Gender is much more complex than most of us were taught.
Transgender people have existed for as long as people have existed. But due to stigma, poor treatment, lack of knowing others like themselves and fear of rejection, many transgender people have chosen not to come out earlier in life — or at all.
by Grace Birnstengel. This article originally appeared on Next Avenue.
Chances are, there’s at least one person in your life who identifies within the LGBTQ community — likely more than one. The person might be a family member. Or a neighbor. Or a friend’s child or grandchild.
Though messaging about, and support of, LGBTQ (lesbian, gay, bisexual, transgender, queer) people has progressed in recent years, the community still faces hate crimes, employment and housing discrimination, barriers to health care and harmful bias. That’s why allies are so important.
According to the American Society on Aging, the conference will have “a strong focus on critical and emergent topics facing the field of aging, as well as cutting-edge and responsive programmatic, research, policy and advocacy efforts.” Topics will include social isolation, emergency and disaster readiness, housing.... Read More
Thought Leaders Reframe the Discussion Around Aging at NYC Roundtable
This reflection was just one of the many ideas that came out of the 3rd edition of the Reframing Aging Thought Leaders Roundtable, organized by the National Hispanic Council on Aging (NHCOA) held in New York City on October 19, 2018. A group of 27 experts in the field of aging gathered once again to address the misconceptions around getting “older”. This meeting was a continuation of conversations that began at roundtables in Washington, DC and Albuquerque, NM.
Anna Maria Chavez, Executive Vice President.... Read More
NHCOA is transforming the negative perceptions of Hispanic older adults in the U.S.
Hispanic older adults continue to face daunting challenges in the areas of discrimination and ageism, healthy aging, retirement security, housing and access to programs. This annual report from the National Hispanic Council on Aging (NHCOA) focuses on reframing aging as discrimination and ageism touch all spectrums of aging and inhibit older adults’ abilities to age with.... Read More
Reframing Aging: “Let’s include younger generations in this conversation instead of competing against them”
This article originally appeared on the NHCOA blog.

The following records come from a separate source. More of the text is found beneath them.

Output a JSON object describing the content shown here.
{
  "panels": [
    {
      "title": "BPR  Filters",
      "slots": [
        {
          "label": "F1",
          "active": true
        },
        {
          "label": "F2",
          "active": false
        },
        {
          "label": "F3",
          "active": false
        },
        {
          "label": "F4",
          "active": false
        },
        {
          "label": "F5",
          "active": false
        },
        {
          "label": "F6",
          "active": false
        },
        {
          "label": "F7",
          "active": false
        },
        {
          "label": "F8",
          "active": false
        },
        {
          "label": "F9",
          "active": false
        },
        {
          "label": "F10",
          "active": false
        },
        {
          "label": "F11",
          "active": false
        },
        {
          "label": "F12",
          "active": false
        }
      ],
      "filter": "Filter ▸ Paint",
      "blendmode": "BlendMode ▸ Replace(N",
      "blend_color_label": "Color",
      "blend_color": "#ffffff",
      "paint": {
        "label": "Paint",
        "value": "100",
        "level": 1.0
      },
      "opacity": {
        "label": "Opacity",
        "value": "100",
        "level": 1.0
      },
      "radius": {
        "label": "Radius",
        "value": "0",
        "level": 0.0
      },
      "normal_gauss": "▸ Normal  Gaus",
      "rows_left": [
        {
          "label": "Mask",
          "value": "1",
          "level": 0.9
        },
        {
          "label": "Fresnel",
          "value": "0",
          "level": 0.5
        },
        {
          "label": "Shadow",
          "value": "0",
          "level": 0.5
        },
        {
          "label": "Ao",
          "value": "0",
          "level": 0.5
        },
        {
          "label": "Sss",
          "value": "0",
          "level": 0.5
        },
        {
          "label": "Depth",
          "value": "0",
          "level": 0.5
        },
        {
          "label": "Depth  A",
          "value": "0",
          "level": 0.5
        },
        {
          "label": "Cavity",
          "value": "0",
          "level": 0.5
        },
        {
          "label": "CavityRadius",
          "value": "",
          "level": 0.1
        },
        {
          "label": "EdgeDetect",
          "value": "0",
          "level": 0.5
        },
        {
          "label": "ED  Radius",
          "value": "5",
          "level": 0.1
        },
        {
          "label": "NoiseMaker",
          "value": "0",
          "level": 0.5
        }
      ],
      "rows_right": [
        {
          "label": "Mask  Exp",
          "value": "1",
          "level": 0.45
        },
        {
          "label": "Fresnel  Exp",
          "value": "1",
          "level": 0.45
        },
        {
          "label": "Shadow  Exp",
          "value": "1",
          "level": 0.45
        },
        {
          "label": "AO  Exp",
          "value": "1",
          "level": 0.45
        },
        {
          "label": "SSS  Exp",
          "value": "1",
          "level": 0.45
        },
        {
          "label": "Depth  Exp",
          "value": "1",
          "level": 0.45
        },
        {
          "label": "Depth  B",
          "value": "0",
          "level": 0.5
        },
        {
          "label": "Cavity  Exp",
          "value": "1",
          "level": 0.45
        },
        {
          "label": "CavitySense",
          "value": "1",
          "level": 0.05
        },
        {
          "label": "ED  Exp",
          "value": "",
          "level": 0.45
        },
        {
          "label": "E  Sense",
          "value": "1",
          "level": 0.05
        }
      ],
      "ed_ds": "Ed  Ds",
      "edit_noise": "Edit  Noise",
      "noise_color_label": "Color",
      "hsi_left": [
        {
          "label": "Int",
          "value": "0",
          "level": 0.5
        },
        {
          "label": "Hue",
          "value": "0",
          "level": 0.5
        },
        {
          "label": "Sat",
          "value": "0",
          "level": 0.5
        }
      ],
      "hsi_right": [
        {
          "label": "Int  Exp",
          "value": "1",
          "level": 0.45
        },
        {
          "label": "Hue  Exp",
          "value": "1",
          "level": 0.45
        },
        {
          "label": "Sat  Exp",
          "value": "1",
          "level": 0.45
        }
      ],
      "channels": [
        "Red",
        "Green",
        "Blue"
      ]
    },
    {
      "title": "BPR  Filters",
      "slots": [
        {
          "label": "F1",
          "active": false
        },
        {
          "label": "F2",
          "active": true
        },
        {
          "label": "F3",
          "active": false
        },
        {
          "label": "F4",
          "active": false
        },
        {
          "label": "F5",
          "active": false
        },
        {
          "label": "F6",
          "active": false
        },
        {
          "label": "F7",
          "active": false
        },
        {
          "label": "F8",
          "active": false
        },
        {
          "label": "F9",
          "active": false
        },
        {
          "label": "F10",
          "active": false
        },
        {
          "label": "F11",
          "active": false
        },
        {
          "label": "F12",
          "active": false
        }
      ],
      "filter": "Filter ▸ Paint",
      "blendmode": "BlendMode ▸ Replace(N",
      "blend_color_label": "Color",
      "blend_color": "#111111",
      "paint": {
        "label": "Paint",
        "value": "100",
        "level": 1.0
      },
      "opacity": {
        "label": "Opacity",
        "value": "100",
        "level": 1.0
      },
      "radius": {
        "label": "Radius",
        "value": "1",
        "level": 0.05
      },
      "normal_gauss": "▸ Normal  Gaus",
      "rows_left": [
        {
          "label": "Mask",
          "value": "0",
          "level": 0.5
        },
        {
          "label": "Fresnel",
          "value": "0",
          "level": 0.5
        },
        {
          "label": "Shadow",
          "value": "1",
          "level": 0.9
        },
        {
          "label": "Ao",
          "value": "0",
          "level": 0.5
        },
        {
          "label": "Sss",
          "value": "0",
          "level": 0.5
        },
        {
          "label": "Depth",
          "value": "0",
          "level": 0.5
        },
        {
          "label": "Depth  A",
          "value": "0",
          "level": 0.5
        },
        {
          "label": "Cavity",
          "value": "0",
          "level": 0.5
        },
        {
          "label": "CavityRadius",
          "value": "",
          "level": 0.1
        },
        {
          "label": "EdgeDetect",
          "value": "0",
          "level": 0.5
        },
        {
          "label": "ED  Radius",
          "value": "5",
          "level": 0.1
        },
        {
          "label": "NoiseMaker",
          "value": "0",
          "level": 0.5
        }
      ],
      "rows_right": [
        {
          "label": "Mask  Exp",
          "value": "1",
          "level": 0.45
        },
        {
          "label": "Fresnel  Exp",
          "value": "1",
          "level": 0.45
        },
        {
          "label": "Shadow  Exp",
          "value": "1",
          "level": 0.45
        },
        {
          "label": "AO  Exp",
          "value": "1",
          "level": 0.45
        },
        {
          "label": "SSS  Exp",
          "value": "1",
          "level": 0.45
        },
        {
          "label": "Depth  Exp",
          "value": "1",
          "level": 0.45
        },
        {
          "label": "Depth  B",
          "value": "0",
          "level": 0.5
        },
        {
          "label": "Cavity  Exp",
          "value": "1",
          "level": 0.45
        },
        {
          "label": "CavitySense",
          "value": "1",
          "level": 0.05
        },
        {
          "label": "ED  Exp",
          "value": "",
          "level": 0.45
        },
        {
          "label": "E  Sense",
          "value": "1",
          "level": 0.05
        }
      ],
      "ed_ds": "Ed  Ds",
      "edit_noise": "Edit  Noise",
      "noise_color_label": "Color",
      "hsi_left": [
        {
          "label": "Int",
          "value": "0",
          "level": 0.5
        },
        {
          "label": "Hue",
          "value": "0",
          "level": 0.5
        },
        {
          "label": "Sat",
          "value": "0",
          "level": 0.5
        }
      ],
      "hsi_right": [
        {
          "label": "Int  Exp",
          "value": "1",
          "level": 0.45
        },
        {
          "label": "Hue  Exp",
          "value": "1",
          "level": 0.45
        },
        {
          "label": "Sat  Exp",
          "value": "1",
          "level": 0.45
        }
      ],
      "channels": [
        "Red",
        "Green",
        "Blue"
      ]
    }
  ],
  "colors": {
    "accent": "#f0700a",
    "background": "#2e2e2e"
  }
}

The Reframing Aging Thought Leaders Roundtable is an initiative of the National Hispanic Council on Aging (NHCOA). The second of three 2018 roundtables was held in New Mexico. “Using our national platform, we have been working to transform the negative perceptions of Hispanic older adults in the US; it is not an issue affecting just Latinos, but older adults in general,” was just of the highlights from Dr. Yanira Cruz, President of NHCOA, during her keynote address.
“Our commitment to older adults is to.... Read More
Confronting AIDS and Coming Out Taught Us How to Age Well
A first-ever survey in 2013 of LGBT San Francisco residents aged 60 to 92 found something startling: 15 percent of the 612 respondents had “seriously considered” committing suicide within the last 12 months. Commissioned by the city’s LGBT Aging Policy Task Force, the study found high degrees of disability as well as poor physical and mental health—both of which are associated with depression. The researchers were understandably concerned by the high percentage of LGBT seniors who had considered suicide.
Salma Abdul* was born and grew up in Bangladesh. Her children left for the US to study, then settled in the country as permanent residents. When her husband died, she found herself alone. Her children, unable to leave their lives in the US, but worried about her aging alone, asked her to come and join them in America. When Abdul arrived in the USA at 69 years of age, she had to find her feet in a brand new country and culture. Her adopted country was technologically more advanced and spoke a language she didn’t understand. Its culture was completely different from hers. Its systems were complex and, because she couldn’t speak fluent English, harder to navigate.
I’m always pleased to see great activists and icons of the Civil Rights Movement, inventors, artists, academics and musicians celebrated during Black History Month. Historically most have experienced interlocking oppressions of race, class and gender, and have shared stories through biopics and documentaries, while unsung heroes and survivors among us share their stories in small communities throughout the country. Many older adult minorities continue to report facing minority stressors within and outside of our communities (Velez, Moradi, & Brewster, 2013). This Black History Month, while we are remembering significant people and events in the history of the African diaspora, let’s take a closer look at the stress, struggle and resilience that continues to impact the lives of aging older adults.... Read More
A Gift From My Grandmother: An Embrace of Life — and Aging
My family packed into the black stretch limousine leaving Cal State University in the East Bay. We were heading to a restaurant after attending my mother’s college graduation. We turned on the music and popped the bottle of complimentary cheap champagne. My grandmother took two sips, then pumped her hands in the air like she was “raising the roof.”
“Someone is trying to get my grandma drunk!” I joked. “Give her the sparkling cider.”
In her sassy Southern drawl, my grandmother responded, “Now look, I’m a grown woman.” She resumed enjoying the music, then diluted her champagne with cider. We all laughed. My grandmother, Angie.... Read More